Bellingham Public Schools will put two replacement levies on the ballot this February. These levies, our operations levy and our technology levy, are to help pay costs that the state does not fund. They would replace two voter-approved levies from 2012 that are set to expire. Our operations levy comprises about 25 percent of our budget.
The expiring technology levy has funded important updates to our infrastructure equipment and services, school computers, and staff providing technical support, training, and professional development. It also paid for a range of educational software, supported STEM (Science, Technology, Engineering and Math)-related initiatives, improved technology access for students in special education and continues to improve classroom instructional technologies.
For the upcoming replacement tech levy, we are considering a 1:1 technology model, which would mean middle and high school students get a take-home device (for classroom use, too), and students in grades 3 to 5 would get classroom-based devices.
A group of teachers, students, parents, community partners and other staff have been working hard this fall to uncover everything that goes into planning a 1:1 technology model, including challenges and benefits. This Student Technology Think Tank engaged and researched in a variety of ways between case studies, school visits, study sessions, survey data and industry speakers. They saw some amazing examples of how teachers, students and families can thrive when technology is integrated into classrooms with strong professional development, especially when it’s done with great thought and strong support.
The Think Tank’s 26 members gave unanimous support to the question, “Should Bellingham Public Schools move forward with a 1:1 initiative?”
As you read through the recommendation, what excites you about this opportunity? I’d love to hear your thoughts and reflections.
I’d like to share a reflection from Molly Foote, a fifth grade teacher at Wade King Elementary School, who served on the Student Technology Think Tank.
“I was concerned at first that computers would put walls up between students, but what we saw at Sammamish High School was the exact opposite. The computers were used as a powerful tool for collaboration. Students were engaging with each other while using shared resources on the computer. In my own classroom, my students are hungry for time on the computer. I have the laptops reserved for one hour each week, but this is not enough. I would love the use of computers in the classroom to be seamless and not be seen as a special event. If students want to explore a topic, create visual models, share ideas, edit a movie, work on independent projects, or extend their learning, the technology needs to be available at their fingertips.

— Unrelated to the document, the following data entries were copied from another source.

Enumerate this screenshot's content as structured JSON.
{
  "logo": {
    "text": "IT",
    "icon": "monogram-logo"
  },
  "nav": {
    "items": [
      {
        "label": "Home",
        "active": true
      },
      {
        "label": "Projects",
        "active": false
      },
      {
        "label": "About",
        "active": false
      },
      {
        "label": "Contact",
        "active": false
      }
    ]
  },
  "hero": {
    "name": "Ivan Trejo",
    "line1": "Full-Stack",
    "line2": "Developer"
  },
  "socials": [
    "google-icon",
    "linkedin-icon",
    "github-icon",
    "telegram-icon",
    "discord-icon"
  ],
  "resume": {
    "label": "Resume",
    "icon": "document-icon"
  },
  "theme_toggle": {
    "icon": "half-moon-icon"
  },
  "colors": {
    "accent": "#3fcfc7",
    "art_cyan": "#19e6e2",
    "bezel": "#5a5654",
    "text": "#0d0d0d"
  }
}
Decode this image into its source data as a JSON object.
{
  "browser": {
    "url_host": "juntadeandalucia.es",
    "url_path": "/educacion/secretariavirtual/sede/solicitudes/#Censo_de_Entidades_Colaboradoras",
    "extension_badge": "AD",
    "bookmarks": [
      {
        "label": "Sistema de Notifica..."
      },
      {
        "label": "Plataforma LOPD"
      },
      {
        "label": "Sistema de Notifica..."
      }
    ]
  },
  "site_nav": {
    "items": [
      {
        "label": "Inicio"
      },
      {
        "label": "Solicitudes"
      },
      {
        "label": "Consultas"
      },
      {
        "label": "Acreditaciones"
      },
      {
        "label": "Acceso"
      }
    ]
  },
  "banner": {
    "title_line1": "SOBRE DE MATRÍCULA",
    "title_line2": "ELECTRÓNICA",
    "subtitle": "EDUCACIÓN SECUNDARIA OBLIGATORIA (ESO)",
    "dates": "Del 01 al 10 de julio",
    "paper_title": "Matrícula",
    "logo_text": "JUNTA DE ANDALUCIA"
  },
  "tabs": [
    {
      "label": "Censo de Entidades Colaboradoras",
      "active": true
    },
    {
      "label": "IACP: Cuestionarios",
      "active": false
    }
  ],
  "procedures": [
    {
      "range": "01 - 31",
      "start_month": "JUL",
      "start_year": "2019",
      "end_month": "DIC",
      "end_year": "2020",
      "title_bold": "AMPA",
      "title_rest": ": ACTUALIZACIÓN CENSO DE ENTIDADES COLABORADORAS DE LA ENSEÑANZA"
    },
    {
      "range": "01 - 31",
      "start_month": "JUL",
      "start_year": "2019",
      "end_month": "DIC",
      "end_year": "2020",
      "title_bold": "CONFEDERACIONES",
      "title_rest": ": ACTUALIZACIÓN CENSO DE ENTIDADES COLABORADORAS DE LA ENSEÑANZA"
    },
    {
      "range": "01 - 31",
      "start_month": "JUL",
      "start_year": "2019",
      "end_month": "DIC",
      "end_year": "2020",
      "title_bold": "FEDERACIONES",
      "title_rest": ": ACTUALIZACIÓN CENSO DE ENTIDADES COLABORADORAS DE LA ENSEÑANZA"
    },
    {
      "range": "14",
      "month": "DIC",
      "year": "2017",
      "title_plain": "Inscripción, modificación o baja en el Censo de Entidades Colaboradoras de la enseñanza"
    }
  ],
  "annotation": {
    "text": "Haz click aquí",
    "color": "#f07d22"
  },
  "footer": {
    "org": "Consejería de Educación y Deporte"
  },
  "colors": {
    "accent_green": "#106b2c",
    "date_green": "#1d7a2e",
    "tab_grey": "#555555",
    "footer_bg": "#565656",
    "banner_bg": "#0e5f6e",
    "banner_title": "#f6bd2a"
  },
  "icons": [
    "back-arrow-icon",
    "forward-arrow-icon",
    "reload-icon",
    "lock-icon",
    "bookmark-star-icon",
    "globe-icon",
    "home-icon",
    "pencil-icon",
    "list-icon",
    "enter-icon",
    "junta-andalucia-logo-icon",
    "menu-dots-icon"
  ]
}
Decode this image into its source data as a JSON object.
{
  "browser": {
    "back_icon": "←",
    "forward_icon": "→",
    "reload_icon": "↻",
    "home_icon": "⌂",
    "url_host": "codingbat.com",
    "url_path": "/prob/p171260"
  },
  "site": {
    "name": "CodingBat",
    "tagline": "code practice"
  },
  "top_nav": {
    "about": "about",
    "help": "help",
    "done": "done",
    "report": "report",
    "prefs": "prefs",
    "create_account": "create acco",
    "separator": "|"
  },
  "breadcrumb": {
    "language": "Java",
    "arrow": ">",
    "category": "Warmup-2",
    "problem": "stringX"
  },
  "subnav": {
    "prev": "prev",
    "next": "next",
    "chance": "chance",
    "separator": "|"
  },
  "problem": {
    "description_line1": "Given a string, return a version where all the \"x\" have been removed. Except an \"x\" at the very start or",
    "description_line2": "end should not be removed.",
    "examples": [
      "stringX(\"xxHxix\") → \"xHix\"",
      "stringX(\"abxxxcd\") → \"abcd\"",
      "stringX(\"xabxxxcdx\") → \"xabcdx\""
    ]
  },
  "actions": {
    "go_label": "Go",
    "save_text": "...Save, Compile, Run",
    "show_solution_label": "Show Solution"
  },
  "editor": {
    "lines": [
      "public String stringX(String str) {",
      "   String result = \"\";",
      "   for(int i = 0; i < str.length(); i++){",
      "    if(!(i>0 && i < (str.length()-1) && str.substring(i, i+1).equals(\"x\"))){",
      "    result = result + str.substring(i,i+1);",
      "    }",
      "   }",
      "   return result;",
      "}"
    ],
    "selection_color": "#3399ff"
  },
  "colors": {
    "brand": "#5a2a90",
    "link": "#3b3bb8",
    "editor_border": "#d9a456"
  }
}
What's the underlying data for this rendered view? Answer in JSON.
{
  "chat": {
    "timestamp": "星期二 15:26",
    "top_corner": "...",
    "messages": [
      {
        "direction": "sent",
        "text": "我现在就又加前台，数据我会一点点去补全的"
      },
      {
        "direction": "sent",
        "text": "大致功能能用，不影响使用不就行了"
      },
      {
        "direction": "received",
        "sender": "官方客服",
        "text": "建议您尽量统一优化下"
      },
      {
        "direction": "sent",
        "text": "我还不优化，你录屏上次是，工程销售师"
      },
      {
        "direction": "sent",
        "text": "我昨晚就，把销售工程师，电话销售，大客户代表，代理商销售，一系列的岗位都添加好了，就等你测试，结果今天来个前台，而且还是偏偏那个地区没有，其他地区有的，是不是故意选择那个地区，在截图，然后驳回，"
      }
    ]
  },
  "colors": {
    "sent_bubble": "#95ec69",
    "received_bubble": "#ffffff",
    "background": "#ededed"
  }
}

Access to computers in the classroom will allow students to take more ownership of their learning, enhance inquiry-based projects, and provide a fundamental tool for the collaborative classroom. “
If we move forward with a 1:1 initiative, and it’s approved, some schools may pilot 1:1 within the next two years. The replacement technology levy would start in 2017 and lasts until 2020.
We have time to plan and to ensure that it’s done well.
Safety is a primary concern. So is making sure our staff and students (and families!) feel supported and understand the technology (both the hardware and software), and utilize these tools to the best of their ability.
Two aspects of the 1:1 initiative that resonate strongly with me: the student perspective and equity.
Students who served on the think tank are some of our most enthusiastic supporters. I hear from many other students who say they are ready and want and need more technology not only to get their classroom work and homework done more efficiently and collaboratively, but that having access to a device of their own will help prepare them better for the future.
Imagine a life with fewer textbooks! No more lost homework. Fewer worksheets floating with coffee stains or excuses about your dog getting hungry.
Then there’s the equity piece. Some students already have and use personal devices, but many do not. Providing our students with mobile technology reinforces our commitment to equity. We believe more access to technology will provide greater efficiency, organization, collaboration and possibility for our students, teachers and families.
Our strategic plan, The Bellingham Promise, guides our work. In it, we promise to develop students and graduates who are skilled users of technology, effective communicators and well-rounded community members engaged with the broader world. Having technology incorporated into our classrooms will help our students be ready for the widest range of educational and vocational options to support a diversity of life choices. We live in a digital and mobile world, and technology is an important aspect of many careers, jobs, and secondary education paths.
I look forward to your comments!